Published May 2004
Adequate methods to prove the success and business impact of corporate learning programs are on every CLO’s mind today. Based on research and on conversations I have had with CLOs, one insight that has emerged is that metrics and measurement programs are more successful when they come from a deeper business need or reflect the kind of business thinking that already pervades the culture. Measurement or impact programs that are imposed artificially from the outside, but that are not expressions of the way in which the organization already works, may either fail or end up measuring the wrong kinds of things.
For example, Kevin Wilde, chief learning officer for General Mills, notes that when he set out to find the right ways to measure the impact of learning on the performance of General Mills, he drew on what was distinctive about the company as a consumer products company. Early on, said Wilde, “I realized that, to build the credibility and relationships with senior executives in the company, I needed to speak their language. Most of them grew up in a marketing world where they relied heavily on research. They are constantly asking, ‘What are the numbers telling us about what consumers want?’ ”
Realizing that type of data is a key lever in the company, Wilde set out to determine the best data to show that learning programs were having an impact on employee commitment and performance through excellent development programs. The employee survey turned out to be a particularly effective tool. “I have leveraged the heck out of these surveys because that’s the language our leaders appreciate. It helps to show the numbers. So when we doubled the size of the company two years ago with the Pillsbury merger, I used employee survey data to help us understand some of the people issues on both sides. We then provided the right response to smooth many of the merger speed bumps we found. Subsequent surveys indicated solid progress,” he said.
The main point, said Wilde, is that learning and development professionals need to link their work with the business strategy first, then provide differentiating value and periodically show the impact with the right long-term metrics that speak most powerfully to decision makers within the organization.
At Wachovia, the metrics work being done by CLO Ron Garrow and his team was driven by a real business need: the merger between Wachovia and First Union in 2001. Wachovia CEO G. Kennedy Thompson set an extremely high goal for the new organization following the merger: zero customer impact. The training that was needed to ensure that Wachovia employees could perform in a new environment with no service repercussions from the merger was substantial. It involved about 1.6 million hours of training so that the workforce could learn new products, processes and systems and ultimately, so the company could ensure that the entire organization exceeded customers’ expectations for servicing through the entire merger integration period.
In order to meet the goal of zero customer impact, said Garrow, he and his team worked with line-of-business training teams to develop and administer a number of “readiness assessments” before each region or line of business did any type of conversion based on the new processes and systems for the new combined company. “That readiness involved not only Level 1 evaluation—evaluation of the participant and employee satisfaction with the training— but also measurements of their comprehension and retention and even of how well they were able to apply that knowledge. So the business circumstances we were dealing with forced us rather quickly into some solid Level 2 and 3 evaluation data.”

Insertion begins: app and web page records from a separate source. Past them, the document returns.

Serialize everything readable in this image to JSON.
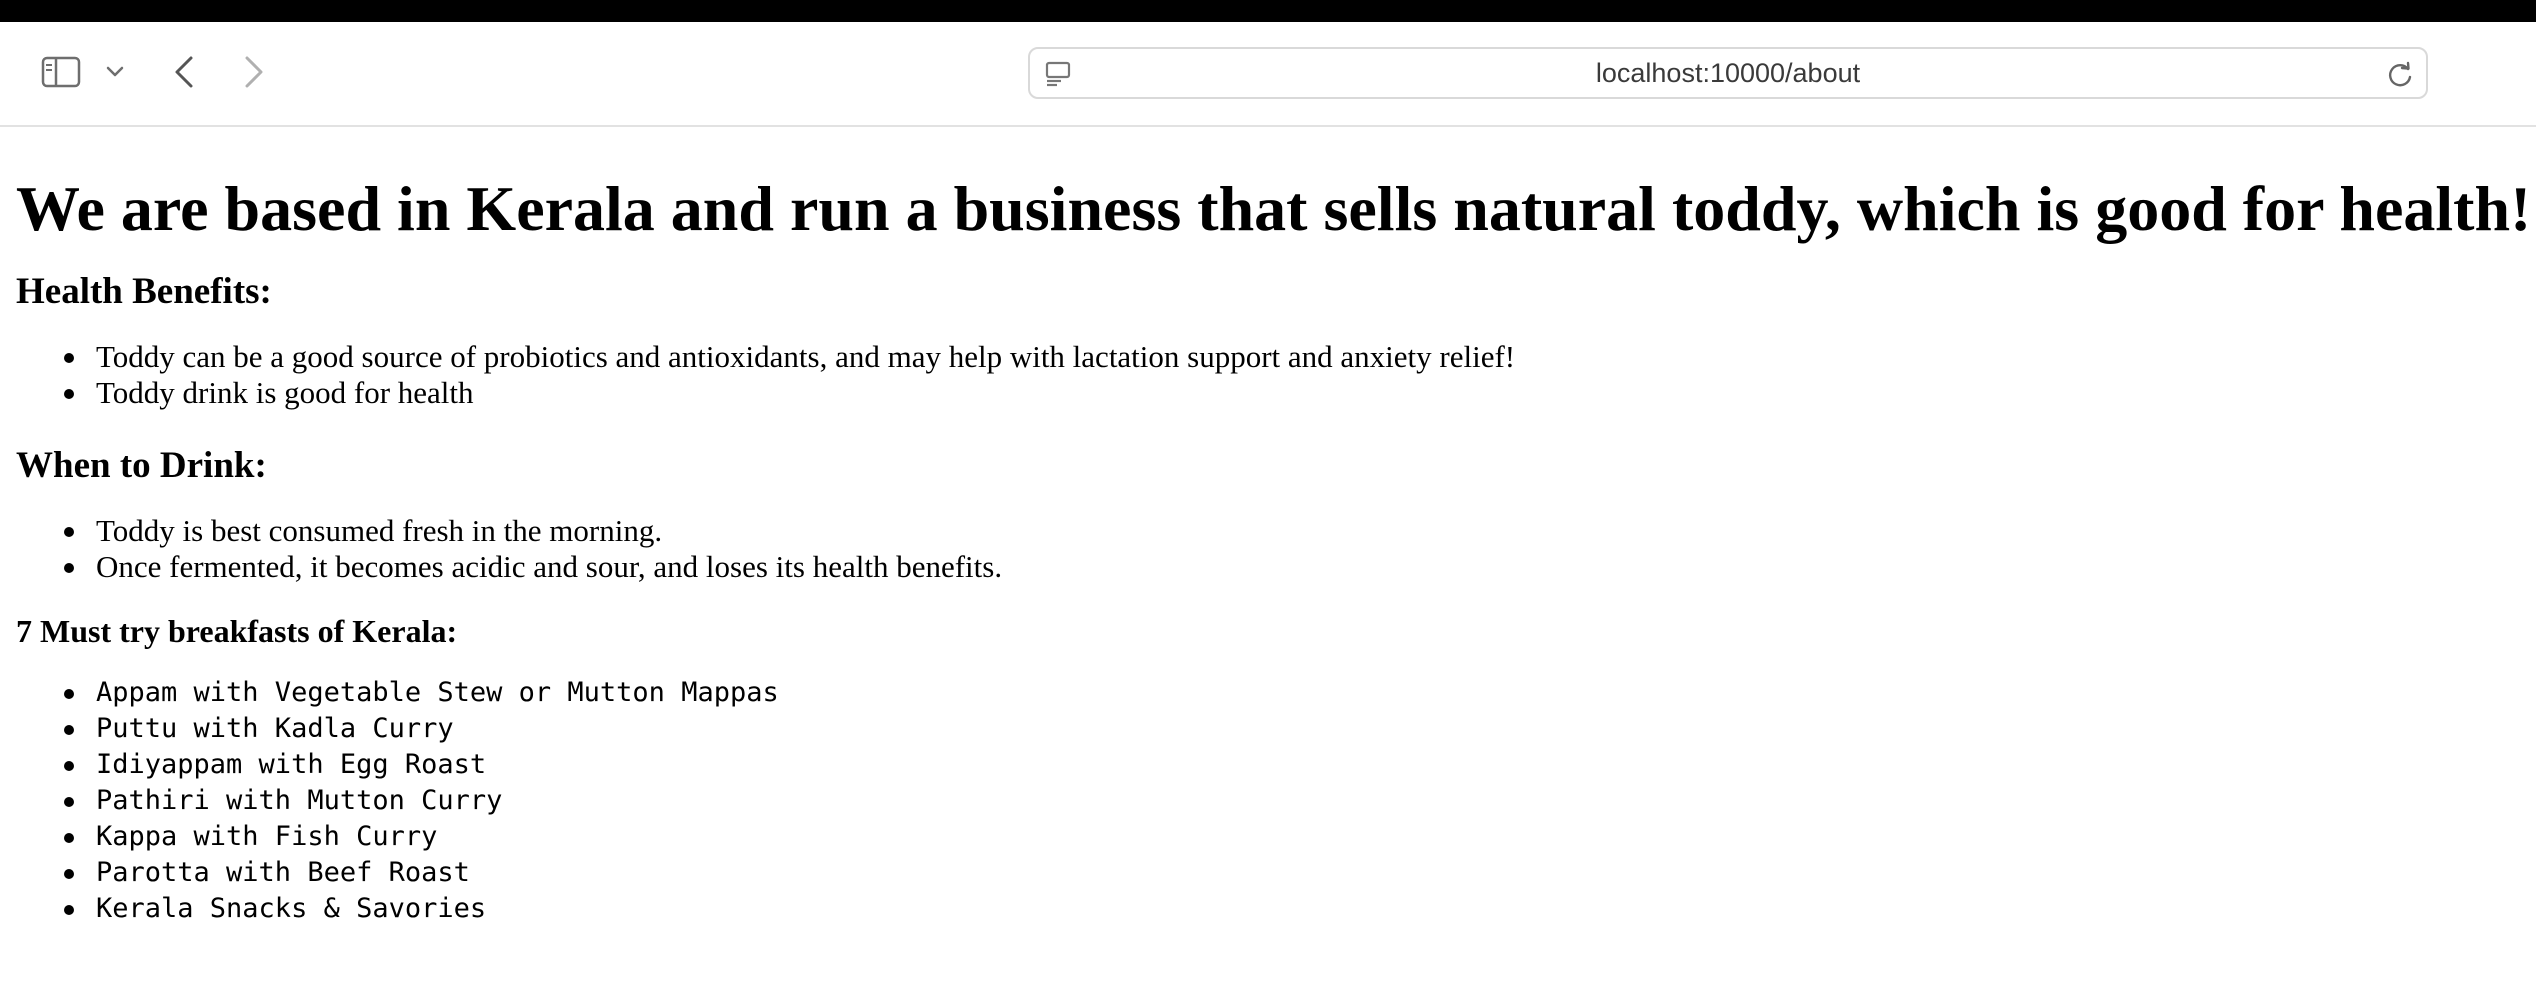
{
  "browser": {
    "url": "localhost:10000/about",
    "icons": {
      "sidebar": "sidebar-icon",
      "chevron": "chevron-down-icon",
      "back": "back-arrow-icon",
      "forward": "forward-arrow-icon",
      "site": "site-info-icon",
      "reload": "reload-icon"
    }
  },
  "page": {
    "title": "We are based in Kerala and run a business that sells natural toddy, which is good for health!",
    "health": {
      "heading": "Health Benefits:",
      "items": [
        "Toddy can be a good source of probiotics and antioxidants, and may help with lactation support and anxiety relief!",
        "Toddy drink is good for health"
      ]
    },
    "when": {
      "heading": "When to Drink:",
      "items": [
        "Toddy is best consumed fresh in the morning.",
        "Once fermented, it becomes acidic and sour, and loses its health benefits."
      ]
    },
    "breakfasts": {
      "heading": "7 Must try breakfasts of Kerala:",
      "items": [
        "Appam with Vegetable Stew or Mutton Mappas",
        "Puttu with Kadla Curry",
        "Idiyappam with Egg Roast",
        "Pathiri with Mutton Curry",
        "Kappa with Fish Curry",
        "Parotta with Beef Roast",
        "Kerala Snacks & Savories"
      ]
    }
  }
}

The measurement program put in place to meet the immediate business need of the merger then became the basis for what Wachovia called its “Assessment, Measurement and Evaluation” or AME philosophy. Garrow and his staff have identified AME champions within each of the learning teams that are part of the learning organization. The AME champions are in the process of going through an ROI certification, part of which involves a full-blown return on investment assessment. Wachovia is already seeing some benefits and demonstrated results from this initiative.
For example, for a new executive leadership program the company is developing in conjunction with the Kenan-Flagler School of Business at UNC-Chapel Hill, Garrow and staff assigned executive coaches to each of the participants. By interviewing these coaches and the subordinates of the program graduates, Wachovia intends to collect Level 2, 3 and even Level 4 data about how the program has affected the performance of these leaders and the company as a whole.
Garrow said, “All in all, this data is really going to help show us exactly what these graduates are doing differently as a result of that educational experience.”
These stories underscore the importance of going beyond the “right” external measurement methodology. What’s needed is an approach that operates out of a deep understanding of the business levers of your company and using relevant business events to help drive an approach to measuring the business impact of learning that resonates with your executive leadership team.